Stephens suggests the revenue from a single “destination” casino would earn the state more than $250 million a year.  They see the Georgia Lottery as overseeing the approval of up to 6 casinos which would earn over $1 billion annually.

A gaming company who supports the amendment, has suggested the proposal would generate 10,000 construction jobs and another 10,000 permanent jobs.

Coincidentally, the location Stephens sees as a first consideration is Hutchinson Island in Savannah.  He envisions a casino adjacent to the Convention Center on Hutchinson Island, directly across from the Savannah Riverfront.

It’s too late for a vote this session, but Stephens believes the extra time will allow for more debate and consideration in time for January 2016 and the start of a new session.  There’s also bound to be plenty of opposition to this measure, which has been successful in thwarting similar proposals in the past.

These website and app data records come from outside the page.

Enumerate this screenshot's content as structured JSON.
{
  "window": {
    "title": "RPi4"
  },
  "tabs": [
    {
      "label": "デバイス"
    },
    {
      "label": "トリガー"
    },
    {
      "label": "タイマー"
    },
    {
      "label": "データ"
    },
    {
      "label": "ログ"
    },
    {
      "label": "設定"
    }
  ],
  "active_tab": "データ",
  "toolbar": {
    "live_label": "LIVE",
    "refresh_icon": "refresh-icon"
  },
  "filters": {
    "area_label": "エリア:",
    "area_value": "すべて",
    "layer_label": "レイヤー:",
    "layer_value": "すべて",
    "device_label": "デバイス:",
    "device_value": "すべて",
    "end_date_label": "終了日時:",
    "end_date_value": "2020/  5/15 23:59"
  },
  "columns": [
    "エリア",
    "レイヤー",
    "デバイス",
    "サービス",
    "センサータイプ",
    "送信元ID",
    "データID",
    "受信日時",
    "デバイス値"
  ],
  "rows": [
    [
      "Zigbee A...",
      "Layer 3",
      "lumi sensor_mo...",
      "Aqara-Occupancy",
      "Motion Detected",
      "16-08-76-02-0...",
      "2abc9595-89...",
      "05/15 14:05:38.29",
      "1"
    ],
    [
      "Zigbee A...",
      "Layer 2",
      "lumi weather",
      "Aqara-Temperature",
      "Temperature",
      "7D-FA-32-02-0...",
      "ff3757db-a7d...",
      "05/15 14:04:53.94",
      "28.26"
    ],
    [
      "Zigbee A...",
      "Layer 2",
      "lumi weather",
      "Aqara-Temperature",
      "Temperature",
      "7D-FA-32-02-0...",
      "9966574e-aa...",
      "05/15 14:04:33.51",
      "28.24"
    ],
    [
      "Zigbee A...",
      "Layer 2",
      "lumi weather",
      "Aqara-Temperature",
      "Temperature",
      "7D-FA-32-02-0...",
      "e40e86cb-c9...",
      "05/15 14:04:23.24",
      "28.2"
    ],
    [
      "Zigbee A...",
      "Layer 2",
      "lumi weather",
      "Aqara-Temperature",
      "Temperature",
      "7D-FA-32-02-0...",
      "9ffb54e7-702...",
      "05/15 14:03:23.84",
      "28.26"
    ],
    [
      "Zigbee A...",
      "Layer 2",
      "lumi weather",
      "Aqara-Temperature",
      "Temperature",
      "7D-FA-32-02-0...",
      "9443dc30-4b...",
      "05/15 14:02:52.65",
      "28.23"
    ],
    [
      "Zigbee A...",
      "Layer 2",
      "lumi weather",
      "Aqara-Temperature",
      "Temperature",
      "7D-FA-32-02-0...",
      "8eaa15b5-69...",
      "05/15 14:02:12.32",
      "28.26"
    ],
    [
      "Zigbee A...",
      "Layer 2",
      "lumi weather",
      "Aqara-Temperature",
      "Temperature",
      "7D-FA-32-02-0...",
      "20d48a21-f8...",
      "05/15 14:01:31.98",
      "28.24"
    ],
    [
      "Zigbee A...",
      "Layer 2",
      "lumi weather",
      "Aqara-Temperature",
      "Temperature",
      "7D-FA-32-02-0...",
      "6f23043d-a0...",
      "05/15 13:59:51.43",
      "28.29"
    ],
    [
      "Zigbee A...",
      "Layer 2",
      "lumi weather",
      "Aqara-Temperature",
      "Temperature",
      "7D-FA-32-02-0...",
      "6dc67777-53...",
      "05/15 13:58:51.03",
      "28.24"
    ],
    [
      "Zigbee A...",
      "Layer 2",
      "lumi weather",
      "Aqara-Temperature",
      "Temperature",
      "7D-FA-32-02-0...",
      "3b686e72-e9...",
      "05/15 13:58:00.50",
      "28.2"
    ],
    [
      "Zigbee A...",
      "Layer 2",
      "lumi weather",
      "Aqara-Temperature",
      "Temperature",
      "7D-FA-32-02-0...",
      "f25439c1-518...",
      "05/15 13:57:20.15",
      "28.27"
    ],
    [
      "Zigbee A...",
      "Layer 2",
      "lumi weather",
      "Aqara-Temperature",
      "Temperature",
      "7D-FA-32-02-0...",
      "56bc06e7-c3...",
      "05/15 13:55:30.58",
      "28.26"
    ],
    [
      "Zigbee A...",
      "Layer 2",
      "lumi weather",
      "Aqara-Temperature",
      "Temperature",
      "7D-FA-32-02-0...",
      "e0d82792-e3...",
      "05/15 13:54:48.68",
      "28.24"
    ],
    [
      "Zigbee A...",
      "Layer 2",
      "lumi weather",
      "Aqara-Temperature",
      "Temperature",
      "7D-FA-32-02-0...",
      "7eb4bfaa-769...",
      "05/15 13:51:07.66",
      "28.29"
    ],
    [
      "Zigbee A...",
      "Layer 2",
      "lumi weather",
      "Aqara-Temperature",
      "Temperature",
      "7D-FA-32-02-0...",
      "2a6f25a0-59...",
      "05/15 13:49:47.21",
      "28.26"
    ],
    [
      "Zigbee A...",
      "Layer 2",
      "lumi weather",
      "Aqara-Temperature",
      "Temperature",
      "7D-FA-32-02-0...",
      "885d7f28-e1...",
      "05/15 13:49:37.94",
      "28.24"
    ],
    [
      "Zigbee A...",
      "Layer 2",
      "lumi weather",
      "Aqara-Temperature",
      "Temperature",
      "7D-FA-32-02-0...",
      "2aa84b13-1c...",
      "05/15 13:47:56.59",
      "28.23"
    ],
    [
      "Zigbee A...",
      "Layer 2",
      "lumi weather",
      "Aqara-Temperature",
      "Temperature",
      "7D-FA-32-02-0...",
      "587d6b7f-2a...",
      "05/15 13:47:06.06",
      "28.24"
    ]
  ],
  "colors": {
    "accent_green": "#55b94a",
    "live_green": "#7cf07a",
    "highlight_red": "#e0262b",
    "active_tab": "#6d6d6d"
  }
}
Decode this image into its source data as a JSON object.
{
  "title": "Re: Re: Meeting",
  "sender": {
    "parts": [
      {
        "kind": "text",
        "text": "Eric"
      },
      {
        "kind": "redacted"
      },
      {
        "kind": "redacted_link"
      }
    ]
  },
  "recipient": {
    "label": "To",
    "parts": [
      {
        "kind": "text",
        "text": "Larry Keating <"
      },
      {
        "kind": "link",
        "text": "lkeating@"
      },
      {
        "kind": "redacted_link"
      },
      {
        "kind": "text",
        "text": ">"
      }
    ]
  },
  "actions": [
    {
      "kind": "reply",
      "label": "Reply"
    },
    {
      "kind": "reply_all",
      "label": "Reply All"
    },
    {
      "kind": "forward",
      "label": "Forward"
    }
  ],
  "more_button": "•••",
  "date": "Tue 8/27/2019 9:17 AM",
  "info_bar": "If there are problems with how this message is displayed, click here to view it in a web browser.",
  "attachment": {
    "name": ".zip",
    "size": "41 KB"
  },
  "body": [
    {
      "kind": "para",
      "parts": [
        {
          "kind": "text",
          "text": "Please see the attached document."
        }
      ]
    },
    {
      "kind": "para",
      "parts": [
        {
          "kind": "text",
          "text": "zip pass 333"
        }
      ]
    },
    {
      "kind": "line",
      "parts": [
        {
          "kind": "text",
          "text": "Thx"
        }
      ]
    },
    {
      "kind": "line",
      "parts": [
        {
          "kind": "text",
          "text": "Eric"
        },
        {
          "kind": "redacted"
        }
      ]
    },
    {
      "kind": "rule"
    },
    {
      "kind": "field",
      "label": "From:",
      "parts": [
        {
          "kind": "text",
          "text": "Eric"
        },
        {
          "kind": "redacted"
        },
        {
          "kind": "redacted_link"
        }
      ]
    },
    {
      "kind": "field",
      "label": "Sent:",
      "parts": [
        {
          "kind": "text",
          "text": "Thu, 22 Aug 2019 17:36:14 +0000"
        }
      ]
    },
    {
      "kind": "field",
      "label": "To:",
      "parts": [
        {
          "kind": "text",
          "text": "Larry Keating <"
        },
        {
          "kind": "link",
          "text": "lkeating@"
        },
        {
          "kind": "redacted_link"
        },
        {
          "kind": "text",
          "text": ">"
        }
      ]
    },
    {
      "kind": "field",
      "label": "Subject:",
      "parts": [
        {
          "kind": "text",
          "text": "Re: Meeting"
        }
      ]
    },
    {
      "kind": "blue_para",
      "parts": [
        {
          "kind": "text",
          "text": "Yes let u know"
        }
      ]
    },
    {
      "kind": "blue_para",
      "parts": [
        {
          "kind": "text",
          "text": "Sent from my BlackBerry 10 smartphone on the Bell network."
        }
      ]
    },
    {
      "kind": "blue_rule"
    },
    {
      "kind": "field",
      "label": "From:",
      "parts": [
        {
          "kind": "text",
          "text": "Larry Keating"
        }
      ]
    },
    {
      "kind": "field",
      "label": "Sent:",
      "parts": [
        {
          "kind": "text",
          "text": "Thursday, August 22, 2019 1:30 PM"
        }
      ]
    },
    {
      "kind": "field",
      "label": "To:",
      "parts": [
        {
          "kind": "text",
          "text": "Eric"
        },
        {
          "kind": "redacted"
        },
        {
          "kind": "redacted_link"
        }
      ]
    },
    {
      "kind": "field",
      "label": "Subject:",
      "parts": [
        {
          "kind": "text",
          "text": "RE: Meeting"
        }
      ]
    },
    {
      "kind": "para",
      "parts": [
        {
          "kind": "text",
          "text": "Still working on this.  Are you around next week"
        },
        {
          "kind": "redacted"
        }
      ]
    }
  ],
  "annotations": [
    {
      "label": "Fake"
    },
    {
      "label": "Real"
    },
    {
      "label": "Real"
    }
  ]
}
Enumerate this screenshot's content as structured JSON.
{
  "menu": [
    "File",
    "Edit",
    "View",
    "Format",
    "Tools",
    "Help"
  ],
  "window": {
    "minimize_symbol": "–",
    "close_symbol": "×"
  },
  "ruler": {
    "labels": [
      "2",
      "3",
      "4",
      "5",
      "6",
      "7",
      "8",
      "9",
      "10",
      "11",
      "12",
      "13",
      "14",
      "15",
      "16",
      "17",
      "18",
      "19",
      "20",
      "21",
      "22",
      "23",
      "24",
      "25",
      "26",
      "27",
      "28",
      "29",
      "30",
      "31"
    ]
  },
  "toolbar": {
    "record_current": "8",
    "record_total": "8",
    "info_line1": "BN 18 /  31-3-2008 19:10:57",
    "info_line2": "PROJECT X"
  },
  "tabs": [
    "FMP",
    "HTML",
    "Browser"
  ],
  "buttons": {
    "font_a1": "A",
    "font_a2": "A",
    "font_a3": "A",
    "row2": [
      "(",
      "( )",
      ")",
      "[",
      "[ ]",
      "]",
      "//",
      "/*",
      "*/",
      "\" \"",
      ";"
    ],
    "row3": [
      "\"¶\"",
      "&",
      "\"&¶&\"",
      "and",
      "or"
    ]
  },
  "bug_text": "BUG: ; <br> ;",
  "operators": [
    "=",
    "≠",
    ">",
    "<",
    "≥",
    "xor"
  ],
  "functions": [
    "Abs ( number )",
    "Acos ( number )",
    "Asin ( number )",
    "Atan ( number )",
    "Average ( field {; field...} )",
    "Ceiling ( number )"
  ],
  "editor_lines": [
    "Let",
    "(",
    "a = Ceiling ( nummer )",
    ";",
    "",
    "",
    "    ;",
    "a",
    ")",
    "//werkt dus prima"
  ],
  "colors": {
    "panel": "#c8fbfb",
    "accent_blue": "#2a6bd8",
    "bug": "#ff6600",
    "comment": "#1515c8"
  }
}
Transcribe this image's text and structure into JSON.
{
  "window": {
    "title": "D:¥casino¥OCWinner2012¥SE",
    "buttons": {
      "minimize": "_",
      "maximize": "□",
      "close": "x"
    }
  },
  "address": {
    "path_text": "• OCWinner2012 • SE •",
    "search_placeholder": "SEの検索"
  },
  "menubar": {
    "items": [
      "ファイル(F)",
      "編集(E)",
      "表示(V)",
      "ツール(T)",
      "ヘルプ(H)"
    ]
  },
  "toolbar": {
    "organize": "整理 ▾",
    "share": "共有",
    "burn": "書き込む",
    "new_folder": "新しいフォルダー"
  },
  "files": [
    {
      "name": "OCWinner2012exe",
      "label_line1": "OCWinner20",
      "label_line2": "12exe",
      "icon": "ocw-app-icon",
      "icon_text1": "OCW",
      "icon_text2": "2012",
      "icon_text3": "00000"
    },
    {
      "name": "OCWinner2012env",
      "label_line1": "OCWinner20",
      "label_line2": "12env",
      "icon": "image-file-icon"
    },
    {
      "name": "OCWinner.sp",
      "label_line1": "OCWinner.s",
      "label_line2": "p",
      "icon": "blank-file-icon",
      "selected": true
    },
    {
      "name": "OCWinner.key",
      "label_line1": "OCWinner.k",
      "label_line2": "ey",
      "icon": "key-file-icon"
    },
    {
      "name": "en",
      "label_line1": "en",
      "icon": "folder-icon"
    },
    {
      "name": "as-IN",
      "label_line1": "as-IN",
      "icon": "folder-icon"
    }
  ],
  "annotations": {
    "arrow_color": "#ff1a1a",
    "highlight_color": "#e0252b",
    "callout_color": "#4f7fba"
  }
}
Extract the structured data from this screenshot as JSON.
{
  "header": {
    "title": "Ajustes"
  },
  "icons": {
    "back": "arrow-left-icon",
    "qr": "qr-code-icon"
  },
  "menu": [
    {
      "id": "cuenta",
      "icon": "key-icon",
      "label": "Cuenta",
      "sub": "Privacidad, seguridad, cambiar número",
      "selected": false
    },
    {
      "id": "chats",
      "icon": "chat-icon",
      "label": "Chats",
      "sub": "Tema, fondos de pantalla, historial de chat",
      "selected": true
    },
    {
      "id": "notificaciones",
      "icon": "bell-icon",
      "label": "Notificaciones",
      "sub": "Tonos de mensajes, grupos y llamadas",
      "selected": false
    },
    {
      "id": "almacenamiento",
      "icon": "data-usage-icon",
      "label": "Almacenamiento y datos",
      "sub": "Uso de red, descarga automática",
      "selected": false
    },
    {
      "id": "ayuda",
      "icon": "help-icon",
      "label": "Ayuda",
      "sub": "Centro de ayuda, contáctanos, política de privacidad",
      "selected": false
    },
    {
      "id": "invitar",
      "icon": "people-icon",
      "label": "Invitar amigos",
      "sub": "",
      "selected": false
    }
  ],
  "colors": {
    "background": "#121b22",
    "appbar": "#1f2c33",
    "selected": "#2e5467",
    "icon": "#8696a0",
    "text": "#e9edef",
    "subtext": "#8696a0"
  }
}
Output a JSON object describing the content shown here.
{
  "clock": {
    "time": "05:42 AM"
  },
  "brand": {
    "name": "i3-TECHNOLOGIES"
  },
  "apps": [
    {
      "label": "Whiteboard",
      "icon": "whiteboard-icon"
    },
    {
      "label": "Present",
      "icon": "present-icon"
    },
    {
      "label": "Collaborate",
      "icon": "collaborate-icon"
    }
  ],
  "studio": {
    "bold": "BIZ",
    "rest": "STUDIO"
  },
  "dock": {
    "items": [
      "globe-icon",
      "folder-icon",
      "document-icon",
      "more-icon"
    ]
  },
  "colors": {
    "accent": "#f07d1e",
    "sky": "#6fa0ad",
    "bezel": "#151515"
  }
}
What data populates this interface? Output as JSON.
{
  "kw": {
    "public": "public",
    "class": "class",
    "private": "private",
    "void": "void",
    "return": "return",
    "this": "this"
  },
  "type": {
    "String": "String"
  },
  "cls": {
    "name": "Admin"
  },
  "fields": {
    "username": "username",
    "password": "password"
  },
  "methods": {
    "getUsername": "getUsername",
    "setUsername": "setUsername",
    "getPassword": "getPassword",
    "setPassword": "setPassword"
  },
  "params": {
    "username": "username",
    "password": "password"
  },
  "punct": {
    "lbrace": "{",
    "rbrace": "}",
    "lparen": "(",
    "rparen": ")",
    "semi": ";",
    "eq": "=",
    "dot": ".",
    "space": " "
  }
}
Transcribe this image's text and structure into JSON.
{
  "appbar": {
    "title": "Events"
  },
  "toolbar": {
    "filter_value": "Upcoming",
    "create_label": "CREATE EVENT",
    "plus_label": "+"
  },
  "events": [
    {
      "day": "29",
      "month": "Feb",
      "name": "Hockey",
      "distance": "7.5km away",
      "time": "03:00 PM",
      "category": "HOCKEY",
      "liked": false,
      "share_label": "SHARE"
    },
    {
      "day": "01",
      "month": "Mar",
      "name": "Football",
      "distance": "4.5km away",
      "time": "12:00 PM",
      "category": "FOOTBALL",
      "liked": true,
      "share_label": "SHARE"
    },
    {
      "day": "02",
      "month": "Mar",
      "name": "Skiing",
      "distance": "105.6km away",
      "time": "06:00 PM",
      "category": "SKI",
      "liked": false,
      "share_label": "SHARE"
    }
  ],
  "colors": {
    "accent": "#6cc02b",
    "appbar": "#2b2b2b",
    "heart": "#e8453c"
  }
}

Opposition groups have warned that casinos spawn crime and prey on the poor and desperate.  Further, horse owners and breeders oppose casinos being attached to horse racing legislation, noting most horse betting occurs on races seen online.

Supporters note the location in a major tourist area, like Savannah, means tourists and convention attendees will be the target audience, not the poor.  They also note development of this type actually benefits urban areas through neighborhood rehabilitation.

Governor Nathan Deal, according to reports, is opposed to expanding gambling outside the state lottery, which is why the constitutional amendment route is being taken by Stephens.  There is no veto of a constitutional amendment possible.

If passed by the legislature, voters would make the final decision at the ballot box after a 2/3 majority approval.